I think Superman is certainly an easier character to deal with as a unified entity because he doesn't have the deep identity conflict Batman has. Is Batman a diseased personality of Bruce Wayne, or is Wayne a cover he puts on for the world? Miller clearly thinks of Batman as the true man, but who can say?

I read somewhere that Miller read Watchmen halfway through DKR, so the works were definitely influencing each other. I'm not sure what the deal was all around, but Rorshach has much in common with the Batman of DKR. And, I never thought of that Doom Patrol opening as a DKR reference, but it definitely is.

And, side note, I just finished DKSA and what an insane work it was. I thought it was brilliant, and even though it was much less narratively and thematically focused and coherent than DKR, I would actually rank it as the superior work. I've got to blog that one up, but not since Seven Solders #1 have I read a comic that left me so simlutaneously baffled and in awe of what it was doing.

David Golding said...

"Miller read Watchmen halfway through DKR"? I didn't know that. I assumed, if there was any knowledge, it would be the other way round, as DKR was finished publication three months before Watchmen started.

I don't think Miller sees a deep identity split in DKR. His Wayne is Batman, and his Batman is Wayne. There is no playboy or businessman persona. The name and suit are for the bad guys' benefit. Note that his choice of reflective villains, Two Face and Joker, don't have secret identities either. (This isn't Steve Englehart's Batman.)

I've read the interviews with Morrison where he suggests the "it all happened" approach---which is really just the Marvel approach---but I understand that a) he undermines this by getting details wrong, and b) he cheats by casting more outre elements as dreams. But it's nice that he's trying to get more variety in the characterisation.

Mauricio said...

You're right about Nolan's style: there's never a big pay off in narrative terms. It's all very fractured. But for me that's a plus, not a minus. I agree with DKSA: it's an awful and vulgar comicbook, but a very enjoyable one. Almost a guilty pleasure. I liked irreversible: it's a very simple thing (death and decay are irreversible), but extremely well made. The club sequence is so extreme and violent, it's an instant classic. By the way, if you like Gaspar Noe, you'd love Baise Moi. It's a feminist natural born killers kinda tale about two girls that's almost porno extreme. The directors, two girls (a writer and a former porn director)- are very close to Noe's sensibility. It's very hard to watch, but extremely enjoyable at the same time.

Patrick said...

I read about Miller reading Watchmen halfway through here. Maybe it's one of those apocryphal stories, the works are both products of their time, so I'd be hesitant to say that one definitely influenced the other.
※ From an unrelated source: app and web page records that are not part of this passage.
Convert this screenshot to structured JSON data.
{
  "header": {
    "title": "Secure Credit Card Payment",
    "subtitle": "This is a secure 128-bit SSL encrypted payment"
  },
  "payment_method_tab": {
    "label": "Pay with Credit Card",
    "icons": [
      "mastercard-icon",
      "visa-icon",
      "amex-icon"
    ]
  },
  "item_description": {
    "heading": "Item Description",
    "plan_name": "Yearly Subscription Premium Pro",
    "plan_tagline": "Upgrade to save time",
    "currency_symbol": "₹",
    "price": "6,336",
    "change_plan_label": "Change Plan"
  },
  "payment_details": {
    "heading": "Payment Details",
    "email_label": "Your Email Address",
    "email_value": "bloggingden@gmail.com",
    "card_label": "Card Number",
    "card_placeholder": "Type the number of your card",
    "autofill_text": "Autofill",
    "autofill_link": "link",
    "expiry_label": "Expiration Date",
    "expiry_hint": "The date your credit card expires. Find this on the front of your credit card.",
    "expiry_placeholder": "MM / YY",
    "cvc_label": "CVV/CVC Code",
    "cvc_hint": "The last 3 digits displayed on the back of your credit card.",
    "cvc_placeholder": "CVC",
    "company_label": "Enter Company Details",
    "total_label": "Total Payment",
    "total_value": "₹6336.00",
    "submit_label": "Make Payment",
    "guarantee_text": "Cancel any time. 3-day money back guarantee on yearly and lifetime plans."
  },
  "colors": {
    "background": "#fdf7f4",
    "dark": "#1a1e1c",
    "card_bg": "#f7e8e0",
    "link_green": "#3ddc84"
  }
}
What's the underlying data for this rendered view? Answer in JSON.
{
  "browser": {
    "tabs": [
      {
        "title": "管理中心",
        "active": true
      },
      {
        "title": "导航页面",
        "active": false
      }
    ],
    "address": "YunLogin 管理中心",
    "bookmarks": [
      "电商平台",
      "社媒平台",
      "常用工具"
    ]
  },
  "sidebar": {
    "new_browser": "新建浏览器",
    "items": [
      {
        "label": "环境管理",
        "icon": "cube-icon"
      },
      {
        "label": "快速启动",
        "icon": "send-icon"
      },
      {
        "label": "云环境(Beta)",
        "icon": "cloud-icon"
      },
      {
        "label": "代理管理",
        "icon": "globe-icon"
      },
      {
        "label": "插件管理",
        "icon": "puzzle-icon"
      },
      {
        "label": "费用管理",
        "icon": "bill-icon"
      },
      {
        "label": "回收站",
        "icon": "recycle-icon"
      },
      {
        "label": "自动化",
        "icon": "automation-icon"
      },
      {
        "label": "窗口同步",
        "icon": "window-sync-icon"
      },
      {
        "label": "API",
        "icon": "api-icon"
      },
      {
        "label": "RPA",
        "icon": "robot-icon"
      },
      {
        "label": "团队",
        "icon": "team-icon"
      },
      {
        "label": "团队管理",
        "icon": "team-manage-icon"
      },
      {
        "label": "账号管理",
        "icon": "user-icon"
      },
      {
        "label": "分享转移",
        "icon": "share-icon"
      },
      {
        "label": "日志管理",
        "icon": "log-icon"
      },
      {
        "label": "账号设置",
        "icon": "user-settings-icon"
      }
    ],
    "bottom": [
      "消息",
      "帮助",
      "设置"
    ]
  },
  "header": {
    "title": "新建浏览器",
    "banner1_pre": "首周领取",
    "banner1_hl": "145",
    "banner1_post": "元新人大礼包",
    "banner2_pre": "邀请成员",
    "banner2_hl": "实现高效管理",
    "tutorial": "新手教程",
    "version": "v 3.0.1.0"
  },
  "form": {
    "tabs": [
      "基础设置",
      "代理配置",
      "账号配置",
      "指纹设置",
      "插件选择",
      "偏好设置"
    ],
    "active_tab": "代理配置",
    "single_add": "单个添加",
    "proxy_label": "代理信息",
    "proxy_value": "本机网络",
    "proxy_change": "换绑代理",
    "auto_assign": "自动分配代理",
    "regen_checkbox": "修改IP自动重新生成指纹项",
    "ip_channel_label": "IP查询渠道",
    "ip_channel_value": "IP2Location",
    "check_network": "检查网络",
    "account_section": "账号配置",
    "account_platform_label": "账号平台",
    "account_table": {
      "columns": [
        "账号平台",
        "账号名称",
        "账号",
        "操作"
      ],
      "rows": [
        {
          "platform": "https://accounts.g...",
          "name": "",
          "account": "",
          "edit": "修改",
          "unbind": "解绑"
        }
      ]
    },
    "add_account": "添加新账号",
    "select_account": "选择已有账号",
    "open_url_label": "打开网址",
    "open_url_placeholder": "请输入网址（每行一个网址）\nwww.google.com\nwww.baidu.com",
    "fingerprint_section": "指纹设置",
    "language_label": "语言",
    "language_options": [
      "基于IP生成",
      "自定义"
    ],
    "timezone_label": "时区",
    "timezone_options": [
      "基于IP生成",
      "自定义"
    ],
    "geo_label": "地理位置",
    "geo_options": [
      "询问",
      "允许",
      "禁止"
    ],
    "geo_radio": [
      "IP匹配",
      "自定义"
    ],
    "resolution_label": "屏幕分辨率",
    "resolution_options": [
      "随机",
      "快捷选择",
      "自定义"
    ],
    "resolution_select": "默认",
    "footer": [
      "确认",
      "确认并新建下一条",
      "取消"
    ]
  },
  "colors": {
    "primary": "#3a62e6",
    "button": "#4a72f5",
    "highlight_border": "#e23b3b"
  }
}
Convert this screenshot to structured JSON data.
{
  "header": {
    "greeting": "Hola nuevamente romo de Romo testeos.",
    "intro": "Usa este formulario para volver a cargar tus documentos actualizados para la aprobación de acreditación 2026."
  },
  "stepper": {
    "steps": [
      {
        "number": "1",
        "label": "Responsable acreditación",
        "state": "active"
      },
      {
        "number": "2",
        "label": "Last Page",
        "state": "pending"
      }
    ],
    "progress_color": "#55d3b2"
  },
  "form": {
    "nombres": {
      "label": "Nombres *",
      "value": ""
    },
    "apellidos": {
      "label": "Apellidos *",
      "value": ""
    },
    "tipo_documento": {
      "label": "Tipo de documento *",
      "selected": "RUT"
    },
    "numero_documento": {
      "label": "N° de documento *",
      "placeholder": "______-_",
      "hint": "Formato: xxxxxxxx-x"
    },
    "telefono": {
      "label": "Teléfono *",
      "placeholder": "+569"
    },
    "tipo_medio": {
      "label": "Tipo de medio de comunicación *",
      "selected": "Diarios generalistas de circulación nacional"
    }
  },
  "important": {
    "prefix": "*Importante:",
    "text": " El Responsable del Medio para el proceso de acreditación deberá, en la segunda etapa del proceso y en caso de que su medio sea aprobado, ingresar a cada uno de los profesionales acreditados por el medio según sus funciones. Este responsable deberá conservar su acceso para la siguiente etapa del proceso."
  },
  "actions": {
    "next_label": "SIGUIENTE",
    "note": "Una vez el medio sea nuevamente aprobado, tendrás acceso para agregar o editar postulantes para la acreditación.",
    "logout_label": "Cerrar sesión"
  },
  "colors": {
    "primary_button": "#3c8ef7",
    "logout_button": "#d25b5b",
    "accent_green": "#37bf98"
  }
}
And, I loved Baise Moi. I reviewed it after I saw it. It's definitely got the same anarchic spirit as Noe's work. I'm eagerly looking forward to Noe's next film, Enter the Void.